(Data about app and page elements)
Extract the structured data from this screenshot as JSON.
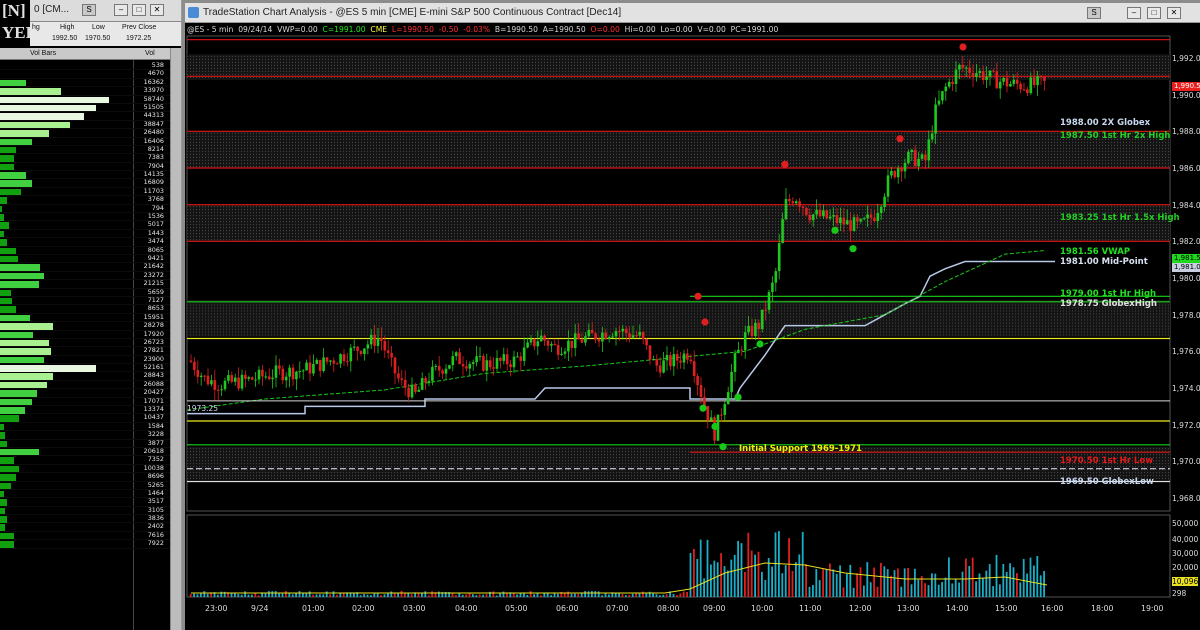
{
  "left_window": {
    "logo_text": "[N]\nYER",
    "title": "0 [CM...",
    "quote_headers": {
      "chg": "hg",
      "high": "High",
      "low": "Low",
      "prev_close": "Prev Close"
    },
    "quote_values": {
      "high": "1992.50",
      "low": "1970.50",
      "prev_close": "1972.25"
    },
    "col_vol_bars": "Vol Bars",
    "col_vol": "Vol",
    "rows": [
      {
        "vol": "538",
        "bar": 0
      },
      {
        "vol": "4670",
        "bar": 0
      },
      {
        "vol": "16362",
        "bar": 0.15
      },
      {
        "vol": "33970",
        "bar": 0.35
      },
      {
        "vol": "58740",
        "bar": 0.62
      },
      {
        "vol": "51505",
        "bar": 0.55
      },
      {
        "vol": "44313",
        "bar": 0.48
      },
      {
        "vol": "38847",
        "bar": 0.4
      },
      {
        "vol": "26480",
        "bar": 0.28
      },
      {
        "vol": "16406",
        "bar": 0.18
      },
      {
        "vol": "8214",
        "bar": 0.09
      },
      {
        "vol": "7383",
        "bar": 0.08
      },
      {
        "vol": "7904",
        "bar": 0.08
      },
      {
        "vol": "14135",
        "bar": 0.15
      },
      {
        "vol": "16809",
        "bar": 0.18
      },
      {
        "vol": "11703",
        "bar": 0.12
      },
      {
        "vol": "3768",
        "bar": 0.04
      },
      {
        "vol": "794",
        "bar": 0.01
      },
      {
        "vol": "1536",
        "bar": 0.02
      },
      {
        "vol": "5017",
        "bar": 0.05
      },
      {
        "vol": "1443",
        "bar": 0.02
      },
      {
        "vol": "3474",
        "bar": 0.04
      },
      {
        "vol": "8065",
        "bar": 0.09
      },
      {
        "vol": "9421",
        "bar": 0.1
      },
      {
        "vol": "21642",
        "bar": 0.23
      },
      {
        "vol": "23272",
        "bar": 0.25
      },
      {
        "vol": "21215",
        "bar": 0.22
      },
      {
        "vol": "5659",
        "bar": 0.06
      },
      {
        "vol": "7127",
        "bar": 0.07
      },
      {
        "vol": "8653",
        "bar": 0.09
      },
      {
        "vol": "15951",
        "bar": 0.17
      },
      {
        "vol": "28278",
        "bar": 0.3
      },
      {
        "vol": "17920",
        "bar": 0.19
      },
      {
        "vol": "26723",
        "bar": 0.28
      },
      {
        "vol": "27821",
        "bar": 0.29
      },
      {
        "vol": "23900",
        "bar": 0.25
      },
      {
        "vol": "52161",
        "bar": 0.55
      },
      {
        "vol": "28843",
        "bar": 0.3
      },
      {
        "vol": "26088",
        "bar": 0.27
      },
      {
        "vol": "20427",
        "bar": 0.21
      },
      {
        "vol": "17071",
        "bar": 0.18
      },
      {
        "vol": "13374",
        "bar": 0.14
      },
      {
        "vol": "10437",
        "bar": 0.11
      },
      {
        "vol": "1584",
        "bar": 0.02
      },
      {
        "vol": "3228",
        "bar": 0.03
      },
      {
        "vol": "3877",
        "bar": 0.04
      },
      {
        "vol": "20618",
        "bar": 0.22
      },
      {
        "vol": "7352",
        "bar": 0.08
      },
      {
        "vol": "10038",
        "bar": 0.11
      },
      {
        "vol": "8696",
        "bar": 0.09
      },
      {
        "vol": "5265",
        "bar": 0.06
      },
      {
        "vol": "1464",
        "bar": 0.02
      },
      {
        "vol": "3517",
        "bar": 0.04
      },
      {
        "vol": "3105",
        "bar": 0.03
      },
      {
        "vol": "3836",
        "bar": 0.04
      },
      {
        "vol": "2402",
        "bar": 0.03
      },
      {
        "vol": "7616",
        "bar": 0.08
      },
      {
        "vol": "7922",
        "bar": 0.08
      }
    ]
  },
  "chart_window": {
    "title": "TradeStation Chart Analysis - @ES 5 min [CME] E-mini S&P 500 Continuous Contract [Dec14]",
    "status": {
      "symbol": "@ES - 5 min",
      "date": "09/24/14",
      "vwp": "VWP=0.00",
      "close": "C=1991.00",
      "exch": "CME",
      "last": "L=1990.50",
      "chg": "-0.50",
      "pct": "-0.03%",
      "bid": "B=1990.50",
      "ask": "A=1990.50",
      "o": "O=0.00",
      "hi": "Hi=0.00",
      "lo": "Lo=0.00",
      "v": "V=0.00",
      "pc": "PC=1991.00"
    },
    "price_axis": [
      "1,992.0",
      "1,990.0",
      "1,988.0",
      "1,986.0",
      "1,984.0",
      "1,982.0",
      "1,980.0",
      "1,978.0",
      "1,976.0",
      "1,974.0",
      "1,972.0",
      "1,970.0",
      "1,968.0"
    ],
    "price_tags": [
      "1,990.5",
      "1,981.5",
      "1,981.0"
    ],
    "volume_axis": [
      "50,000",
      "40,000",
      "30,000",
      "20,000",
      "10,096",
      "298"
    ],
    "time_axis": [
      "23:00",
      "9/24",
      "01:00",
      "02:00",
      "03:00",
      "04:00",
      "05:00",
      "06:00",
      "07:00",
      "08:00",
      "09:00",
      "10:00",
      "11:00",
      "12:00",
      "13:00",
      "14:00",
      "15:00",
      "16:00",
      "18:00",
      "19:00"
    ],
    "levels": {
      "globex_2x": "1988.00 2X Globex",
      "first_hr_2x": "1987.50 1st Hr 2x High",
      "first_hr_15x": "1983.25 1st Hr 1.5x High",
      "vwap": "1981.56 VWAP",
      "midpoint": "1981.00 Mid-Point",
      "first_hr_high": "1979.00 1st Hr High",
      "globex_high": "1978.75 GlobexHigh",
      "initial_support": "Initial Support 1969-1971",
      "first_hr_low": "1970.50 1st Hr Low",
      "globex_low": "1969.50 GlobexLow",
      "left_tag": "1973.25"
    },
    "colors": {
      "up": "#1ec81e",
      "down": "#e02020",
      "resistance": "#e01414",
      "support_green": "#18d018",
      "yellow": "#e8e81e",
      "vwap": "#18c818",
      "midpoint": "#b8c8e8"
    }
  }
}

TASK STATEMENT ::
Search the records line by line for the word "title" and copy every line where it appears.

FINAL ANSWER ::
    "title": "0 [CM...",
    "title": "TradeStation Chart Analysis - @ES 5 min [CME] E-mini S&P 500 Continuous Contract [Dec14]",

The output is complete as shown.